ACADEMIC CIVIC ENGAGEMENT (ACE)
Academic civic engagement (ACE) is an educational approach that encourages students to learn in community contexts. Students consider community-based experiences in relation to classroom learning and apply academic knowledge and skills to strengthen communities as an integrated component of an academic course. Often referred to as community-based research, service-learning, community-based learning and public scholarship, academic civic engagement facilitates the development of skills, habits of mind and relationships that prepare students for future internship, research, civic leadership and work roles.
This program is a collaboration between the Piper Center and faculty, helping students connect civic and community engagement to classroom learning. Specifically, the Piper Center supports students through workshops, consultation on project design, community partnership development, classroom presentations or field-trips, coordination of logistics, and student coaching.
Academic Civic Engagement Course and Project Descriptions
* 2012-2013 - Academic Year (28 courses)
* 2011-2012 - Academic Year (26 courses)
* 2010-2011 - Academic Year (28 courses)
* 2009-2010 - Academic Year (22 courses)
* 2008-2009 - Academic Year (15 courses)
A Student's Guide to Civic Engagement: What is Civic Engagement and Why Should You Care?
Laura Romeyn ’12 & Ben Golden ’12 spent the summer working with Professor Eric Fure-Slocum tacking the question: How can academic civic engagement contribute to students’ introduction to a liberal arts college?
After the Welcome Center: Renewing Conversations about Immigration & Diversity in Faribault
Maria Ward ’12 & Taryn Arbeiter ’12 authored a comprehensive report on immigration and diversity in Faribault as part of a CURI research project that was supervised by Kathy Tegtmeyer Pak. This project was an extension of community-based research conducted by students in Immigration and Citizenship (PSCI 350) in the spring of 2011.
Food and Nutrition Service-learning Collaborative Grant Project
St. Olaf, Carleton and three community partners received a $25,000 grant to involve over 120 students from St. Olaf and Carleton in service-learning activities that will increase healthy eating among K-12 students and other community members during 2011. Students in biology, environmental studies, psychology and other courses will develop and facilitate nutrition curriculum, plan school gardens, create educational materials and other community-based activities as part of their coursework. It is likely that the grant will be renewed for up to two additional years.
Civic Restlessness: Exploring Community and Citizenship at St. Olaf College
Photo Essay on ACE in four-course sequence of American Conversations
Produced by Julia Quanrud
Bringing Theory to Practice Grant Project

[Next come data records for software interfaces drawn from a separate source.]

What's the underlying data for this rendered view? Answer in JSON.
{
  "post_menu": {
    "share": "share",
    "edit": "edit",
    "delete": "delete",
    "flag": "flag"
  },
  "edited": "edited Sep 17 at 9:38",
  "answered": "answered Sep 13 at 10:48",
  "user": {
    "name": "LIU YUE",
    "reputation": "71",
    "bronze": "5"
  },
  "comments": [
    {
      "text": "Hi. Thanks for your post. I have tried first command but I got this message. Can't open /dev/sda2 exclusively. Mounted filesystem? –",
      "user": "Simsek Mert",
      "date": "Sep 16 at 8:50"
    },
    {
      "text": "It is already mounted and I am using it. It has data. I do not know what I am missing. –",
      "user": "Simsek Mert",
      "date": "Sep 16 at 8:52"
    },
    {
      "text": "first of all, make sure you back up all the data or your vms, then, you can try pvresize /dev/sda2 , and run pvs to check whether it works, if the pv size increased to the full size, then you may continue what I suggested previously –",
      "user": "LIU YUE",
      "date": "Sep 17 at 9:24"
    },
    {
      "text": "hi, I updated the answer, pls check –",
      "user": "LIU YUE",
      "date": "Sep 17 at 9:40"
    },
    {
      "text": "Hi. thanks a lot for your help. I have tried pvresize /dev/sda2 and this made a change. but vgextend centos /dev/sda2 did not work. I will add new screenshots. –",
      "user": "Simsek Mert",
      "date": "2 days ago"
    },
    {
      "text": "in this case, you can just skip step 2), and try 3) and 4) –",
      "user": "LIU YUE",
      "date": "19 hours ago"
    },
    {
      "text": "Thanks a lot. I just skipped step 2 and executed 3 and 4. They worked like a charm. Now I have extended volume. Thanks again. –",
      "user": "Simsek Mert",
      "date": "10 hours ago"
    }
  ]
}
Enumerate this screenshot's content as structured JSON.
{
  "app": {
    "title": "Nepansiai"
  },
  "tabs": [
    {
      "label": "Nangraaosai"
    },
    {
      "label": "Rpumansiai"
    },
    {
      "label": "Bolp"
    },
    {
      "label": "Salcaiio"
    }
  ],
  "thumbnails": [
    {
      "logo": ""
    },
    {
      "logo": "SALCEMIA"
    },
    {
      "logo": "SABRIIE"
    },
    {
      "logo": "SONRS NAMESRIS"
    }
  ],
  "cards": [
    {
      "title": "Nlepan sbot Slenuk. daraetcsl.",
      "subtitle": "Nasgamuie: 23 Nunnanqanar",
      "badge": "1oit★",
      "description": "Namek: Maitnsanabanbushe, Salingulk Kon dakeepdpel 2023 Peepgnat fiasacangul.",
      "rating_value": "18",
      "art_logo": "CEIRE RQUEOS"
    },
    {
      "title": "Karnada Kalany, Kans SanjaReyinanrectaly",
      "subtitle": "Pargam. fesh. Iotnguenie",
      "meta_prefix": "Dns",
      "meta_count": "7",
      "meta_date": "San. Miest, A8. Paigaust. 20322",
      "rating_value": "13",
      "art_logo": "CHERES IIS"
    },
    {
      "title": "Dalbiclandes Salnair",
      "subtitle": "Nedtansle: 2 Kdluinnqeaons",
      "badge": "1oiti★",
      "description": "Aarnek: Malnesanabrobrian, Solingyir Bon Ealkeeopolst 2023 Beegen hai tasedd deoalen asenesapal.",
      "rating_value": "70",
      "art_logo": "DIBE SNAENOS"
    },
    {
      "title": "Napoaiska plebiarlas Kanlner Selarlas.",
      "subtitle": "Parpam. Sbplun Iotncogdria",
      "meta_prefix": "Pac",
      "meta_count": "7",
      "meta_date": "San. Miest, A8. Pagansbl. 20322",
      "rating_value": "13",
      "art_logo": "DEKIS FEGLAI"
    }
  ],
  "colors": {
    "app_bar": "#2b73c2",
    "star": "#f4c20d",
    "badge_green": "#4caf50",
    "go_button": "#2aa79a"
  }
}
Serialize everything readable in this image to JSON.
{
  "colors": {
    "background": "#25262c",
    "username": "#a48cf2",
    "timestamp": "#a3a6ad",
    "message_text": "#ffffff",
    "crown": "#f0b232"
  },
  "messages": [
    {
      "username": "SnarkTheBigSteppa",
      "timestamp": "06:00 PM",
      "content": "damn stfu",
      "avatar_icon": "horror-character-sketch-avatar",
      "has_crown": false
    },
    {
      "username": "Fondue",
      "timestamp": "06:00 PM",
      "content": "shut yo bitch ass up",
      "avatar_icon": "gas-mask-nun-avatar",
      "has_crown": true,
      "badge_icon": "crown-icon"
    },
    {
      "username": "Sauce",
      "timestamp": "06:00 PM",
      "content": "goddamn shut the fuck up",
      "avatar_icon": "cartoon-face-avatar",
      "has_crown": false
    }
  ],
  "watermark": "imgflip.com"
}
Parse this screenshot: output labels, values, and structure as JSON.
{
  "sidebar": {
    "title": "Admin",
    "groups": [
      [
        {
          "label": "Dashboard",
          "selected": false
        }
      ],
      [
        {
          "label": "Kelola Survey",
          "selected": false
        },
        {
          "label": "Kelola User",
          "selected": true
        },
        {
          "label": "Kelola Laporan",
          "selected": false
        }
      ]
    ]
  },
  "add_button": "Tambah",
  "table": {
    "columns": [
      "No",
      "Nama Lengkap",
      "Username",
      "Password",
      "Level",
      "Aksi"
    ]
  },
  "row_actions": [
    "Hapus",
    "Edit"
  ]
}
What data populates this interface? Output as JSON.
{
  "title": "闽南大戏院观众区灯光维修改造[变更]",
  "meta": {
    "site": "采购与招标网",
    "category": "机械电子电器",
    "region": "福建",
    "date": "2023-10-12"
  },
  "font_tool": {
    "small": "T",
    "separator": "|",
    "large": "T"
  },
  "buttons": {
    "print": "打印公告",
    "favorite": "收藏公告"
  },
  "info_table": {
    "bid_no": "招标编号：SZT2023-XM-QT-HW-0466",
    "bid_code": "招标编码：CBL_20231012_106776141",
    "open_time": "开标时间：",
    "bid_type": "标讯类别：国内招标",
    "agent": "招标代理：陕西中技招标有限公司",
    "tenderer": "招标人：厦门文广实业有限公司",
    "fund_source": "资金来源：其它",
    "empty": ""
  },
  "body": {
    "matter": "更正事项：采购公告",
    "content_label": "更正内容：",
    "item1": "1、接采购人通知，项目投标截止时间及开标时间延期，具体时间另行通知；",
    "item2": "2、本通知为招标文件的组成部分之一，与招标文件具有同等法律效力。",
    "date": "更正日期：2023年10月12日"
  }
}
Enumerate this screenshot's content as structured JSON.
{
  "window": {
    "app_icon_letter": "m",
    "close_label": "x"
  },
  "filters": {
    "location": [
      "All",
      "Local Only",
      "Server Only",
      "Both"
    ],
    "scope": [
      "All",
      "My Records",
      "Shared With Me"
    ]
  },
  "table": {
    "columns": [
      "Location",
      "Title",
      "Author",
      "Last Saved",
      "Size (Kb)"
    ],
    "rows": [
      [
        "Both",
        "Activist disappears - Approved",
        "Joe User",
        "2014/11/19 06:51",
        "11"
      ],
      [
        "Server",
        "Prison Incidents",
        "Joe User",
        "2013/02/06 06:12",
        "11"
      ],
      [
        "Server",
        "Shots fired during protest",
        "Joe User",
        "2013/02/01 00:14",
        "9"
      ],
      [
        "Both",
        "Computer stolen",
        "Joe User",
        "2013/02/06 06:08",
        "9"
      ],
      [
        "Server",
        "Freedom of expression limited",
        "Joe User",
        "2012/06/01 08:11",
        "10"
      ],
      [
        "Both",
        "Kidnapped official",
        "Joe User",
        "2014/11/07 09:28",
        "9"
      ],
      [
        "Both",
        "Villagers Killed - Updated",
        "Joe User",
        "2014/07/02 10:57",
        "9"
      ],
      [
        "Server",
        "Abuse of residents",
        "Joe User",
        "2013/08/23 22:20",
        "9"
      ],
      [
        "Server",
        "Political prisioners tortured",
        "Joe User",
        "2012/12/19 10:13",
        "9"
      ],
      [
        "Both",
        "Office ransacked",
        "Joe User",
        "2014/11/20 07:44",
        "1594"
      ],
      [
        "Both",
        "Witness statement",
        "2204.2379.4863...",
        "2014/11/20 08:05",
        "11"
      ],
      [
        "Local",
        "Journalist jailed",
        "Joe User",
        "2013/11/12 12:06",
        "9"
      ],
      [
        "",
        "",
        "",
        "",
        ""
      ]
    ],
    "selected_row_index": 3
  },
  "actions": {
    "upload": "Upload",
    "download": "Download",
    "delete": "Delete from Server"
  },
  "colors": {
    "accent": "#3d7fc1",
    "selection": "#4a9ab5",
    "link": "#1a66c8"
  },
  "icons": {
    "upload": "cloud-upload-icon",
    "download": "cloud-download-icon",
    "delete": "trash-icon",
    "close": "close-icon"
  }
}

St. Olaf recently received a Bringing Theory to Practice grant from the Association of American Colleges and Universities to assess and strengthen academic civic engagement at St. Olaf. The grant supports a learning community that consists of eight faculty and the civic engagement coordinator (the Piper Center) in developing and enhancing academic civic engagement (ACE) courses, assessing the impact of ACE courses on student learning (especially civic and vocational development) and exploring opportunities for St. Olaf to strengthen and expand academic civic engagement.
Jim Blaha, Community Action Center of Nfld. & Chris Chiappari, Professor of Anthropology discuss Civic Engagement.
For more information contact Nathan Jacobi <jacobi> or x3268, Associate Director, Civic Engagement.